> **TASK MATERIAL**
☆ ☆ ☆ ☆

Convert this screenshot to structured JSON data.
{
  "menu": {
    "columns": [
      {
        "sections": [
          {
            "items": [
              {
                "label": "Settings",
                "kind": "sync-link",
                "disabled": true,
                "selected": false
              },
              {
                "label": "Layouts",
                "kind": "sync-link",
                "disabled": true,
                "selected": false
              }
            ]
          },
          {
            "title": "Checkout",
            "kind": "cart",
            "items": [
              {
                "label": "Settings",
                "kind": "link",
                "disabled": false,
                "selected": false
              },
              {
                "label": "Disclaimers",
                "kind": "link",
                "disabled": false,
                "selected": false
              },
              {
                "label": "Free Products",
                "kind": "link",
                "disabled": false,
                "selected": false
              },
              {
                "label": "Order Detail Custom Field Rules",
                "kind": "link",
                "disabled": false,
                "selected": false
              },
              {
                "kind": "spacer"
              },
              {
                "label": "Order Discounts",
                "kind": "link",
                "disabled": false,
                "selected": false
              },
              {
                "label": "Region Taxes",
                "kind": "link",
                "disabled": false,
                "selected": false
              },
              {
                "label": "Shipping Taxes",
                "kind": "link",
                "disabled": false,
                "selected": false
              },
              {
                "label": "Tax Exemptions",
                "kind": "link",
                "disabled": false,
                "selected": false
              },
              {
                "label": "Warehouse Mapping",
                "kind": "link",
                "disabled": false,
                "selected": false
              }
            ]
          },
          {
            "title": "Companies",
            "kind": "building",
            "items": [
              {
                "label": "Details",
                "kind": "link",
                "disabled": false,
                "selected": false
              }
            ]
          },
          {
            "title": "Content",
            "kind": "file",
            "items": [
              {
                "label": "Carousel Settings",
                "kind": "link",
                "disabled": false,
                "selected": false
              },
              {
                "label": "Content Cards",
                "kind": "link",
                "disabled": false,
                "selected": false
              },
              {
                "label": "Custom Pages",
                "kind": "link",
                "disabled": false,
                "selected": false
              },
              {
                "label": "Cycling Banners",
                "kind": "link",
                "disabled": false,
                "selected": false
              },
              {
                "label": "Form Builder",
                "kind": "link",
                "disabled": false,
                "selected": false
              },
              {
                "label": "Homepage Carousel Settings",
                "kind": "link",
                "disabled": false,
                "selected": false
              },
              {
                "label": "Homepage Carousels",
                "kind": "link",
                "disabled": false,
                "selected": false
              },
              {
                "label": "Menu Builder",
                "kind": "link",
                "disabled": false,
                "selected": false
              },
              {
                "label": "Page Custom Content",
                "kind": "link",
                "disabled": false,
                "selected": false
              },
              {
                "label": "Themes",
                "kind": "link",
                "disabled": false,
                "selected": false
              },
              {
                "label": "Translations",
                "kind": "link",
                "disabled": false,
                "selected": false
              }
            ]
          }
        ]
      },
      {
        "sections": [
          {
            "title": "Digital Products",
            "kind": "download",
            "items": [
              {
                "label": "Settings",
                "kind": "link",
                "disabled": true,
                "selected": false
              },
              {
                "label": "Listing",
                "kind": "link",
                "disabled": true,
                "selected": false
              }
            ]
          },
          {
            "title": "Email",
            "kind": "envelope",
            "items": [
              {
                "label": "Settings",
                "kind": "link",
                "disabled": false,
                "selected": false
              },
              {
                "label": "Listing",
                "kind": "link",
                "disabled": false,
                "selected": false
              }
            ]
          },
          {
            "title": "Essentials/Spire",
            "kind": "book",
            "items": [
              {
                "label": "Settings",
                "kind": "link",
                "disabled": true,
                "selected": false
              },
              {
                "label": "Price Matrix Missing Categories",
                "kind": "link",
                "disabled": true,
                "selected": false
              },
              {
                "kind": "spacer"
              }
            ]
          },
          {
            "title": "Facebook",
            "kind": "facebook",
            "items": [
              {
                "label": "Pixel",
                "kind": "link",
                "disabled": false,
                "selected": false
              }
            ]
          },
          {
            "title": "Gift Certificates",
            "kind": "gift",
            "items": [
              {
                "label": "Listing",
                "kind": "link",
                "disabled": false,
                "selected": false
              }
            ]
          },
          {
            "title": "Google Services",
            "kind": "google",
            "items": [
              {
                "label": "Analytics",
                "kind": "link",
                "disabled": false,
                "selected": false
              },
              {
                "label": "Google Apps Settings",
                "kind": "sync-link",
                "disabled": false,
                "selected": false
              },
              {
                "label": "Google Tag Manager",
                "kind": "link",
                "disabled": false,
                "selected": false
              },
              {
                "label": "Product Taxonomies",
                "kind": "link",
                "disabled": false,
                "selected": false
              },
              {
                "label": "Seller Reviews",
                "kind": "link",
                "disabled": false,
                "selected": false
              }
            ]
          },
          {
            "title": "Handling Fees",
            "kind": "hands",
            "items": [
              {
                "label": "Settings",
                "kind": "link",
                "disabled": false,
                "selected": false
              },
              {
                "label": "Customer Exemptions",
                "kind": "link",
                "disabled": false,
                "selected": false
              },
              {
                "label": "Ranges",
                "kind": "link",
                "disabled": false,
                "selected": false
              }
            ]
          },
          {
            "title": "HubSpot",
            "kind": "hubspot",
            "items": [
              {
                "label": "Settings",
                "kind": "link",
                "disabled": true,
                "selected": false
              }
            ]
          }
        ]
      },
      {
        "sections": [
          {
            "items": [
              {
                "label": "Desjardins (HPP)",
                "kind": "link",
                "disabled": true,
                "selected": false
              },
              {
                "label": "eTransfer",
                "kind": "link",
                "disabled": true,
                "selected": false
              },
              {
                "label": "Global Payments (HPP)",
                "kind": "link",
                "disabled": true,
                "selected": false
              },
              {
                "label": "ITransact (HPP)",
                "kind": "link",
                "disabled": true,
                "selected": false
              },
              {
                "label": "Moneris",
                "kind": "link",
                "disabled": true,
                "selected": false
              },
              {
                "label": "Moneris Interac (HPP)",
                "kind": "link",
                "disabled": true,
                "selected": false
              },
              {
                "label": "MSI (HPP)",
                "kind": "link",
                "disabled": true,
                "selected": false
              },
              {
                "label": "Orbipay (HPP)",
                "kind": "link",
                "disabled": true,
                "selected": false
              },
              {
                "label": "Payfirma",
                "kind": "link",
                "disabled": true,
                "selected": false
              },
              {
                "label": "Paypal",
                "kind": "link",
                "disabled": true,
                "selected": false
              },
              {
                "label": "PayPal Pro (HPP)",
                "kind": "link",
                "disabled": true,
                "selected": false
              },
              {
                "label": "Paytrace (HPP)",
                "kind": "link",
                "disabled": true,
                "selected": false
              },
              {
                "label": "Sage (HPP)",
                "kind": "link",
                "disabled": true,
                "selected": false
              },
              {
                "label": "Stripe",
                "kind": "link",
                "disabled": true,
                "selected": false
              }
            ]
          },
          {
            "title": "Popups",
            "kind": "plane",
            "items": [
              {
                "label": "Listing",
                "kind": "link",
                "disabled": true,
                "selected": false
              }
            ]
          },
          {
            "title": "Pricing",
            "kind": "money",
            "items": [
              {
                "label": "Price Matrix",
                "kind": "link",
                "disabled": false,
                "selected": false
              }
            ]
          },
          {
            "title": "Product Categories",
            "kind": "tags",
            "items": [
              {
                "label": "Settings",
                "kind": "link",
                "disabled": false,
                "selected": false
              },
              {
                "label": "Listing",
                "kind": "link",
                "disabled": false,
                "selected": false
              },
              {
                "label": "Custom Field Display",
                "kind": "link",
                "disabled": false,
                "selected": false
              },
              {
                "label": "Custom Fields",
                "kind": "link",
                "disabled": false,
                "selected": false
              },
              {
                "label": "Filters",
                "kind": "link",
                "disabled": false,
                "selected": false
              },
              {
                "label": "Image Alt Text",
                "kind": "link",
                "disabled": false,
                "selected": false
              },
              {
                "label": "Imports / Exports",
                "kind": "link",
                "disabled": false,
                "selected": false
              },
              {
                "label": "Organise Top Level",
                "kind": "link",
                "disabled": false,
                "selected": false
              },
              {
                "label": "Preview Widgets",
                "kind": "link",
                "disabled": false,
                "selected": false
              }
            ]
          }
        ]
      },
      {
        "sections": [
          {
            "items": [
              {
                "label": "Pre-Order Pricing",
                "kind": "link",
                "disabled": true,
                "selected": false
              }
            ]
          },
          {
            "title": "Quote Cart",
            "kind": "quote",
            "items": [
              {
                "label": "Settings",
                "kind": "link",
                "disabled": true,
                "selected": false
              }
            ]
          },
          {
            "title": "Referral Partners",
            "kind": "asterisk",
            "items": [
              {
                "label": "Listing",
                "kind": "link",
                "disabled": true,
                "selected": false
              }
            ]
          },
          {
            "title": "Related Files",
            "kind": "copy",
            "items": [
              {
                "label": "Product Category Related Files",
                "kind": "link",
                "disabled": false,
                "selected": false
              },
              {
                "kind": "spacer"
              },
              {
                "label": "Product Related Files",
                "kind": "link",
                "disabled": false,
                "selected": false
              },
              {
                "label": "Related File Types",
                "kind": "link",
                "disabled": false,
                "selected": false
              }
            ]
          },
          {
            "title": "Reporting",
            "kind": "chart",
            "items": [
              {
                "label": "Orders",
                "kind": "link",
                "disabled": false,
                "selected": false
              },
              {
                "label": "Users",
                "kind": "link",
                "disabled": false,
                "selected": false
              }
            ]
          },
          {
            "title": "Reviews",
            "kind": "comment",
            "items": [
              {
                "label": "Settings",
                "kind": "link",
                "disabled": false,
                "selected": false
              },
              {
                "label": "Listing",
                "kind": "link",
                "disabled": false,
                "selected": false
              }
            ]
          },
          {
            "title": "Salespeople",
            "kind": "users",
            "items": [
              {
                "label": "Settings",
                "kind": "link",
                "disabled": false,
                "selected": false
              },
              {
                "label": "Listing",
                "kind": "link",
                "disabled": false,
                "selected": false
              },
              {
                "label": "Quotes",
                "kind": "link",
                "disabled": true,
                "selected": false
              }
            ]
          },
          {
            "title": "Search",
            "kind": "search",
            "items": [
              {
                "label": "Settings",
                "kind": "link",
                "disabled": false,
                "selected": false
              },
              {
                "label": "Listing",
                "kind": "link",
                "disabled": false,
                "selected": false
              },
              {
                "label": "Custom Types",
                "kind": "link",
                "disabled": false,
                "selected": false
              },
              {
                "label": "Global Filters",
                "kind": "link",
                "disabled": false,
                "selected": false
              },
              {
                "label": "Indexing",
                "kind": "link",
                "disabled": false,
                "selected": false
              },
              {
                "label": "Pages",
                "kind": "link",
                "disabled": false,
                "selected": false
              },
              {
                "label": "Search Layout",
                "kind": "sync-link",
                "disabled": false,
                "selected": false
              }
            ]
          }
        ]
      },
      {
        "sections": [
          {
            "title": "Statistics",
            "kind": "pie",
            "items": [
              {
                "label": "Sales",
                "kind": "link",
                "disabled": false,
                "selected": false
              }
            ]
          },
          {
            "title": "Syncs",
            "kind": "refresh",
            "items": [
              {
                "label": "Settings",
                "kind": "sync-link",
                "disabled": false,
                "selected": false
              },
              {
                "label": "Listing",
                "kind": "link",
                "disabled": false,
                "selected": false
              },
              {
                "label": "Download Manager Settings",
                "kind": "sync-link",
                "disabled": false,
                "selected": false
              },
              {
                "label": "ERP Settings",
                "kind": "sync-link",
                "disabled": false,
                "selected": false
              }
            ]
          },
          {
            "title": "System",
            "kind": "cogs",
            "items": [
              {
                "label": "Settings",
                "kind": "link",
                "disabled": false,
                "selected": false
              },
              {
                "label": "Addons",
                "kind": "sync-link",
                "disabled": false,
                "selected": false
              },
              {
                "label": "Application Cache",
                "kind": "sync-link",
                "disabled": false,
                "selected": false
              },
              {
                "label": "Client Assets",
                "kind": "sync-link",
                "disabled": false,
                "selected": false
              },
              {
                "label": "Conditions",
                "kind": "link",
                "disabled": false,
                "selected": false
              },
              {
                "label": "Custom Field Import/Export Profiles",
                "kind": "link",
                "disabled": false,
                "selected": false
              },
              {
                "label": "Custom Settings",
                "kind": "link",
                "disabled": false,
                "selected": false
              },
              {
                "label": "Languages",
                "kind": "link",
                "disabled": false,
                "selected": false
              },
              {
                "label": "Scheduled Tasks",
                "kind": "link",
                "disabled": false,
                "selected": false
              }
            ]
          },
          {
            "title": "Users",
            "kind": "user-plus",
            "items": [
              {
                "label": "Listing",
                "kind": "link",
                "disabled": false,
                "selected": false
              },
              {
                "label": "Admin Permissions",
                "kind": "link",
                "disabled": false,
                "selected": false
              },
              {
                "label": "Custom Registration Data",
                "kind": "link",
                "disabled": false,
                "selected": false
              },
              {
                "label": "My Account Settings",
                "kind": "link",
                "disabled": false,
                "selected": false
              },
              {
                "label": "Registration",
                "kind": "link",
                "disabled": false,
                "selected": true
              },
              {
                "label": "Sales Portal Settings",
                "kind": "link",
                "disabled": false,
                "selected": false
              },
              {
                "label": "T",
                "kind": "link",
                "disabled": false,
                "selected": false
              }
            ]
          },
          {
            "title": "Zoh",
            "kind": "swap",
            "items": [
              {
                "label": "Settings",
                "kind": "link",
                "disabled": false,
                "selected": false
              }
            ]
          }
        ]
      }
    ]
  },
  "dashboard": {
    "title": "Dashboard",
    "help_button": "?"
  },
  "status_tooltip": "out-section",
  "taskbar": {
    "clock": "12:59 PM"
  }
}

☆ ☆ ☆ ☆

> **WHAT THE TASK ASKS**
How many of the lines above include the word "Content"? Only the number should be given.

> **ANSWER TO THE PROBLEM**
3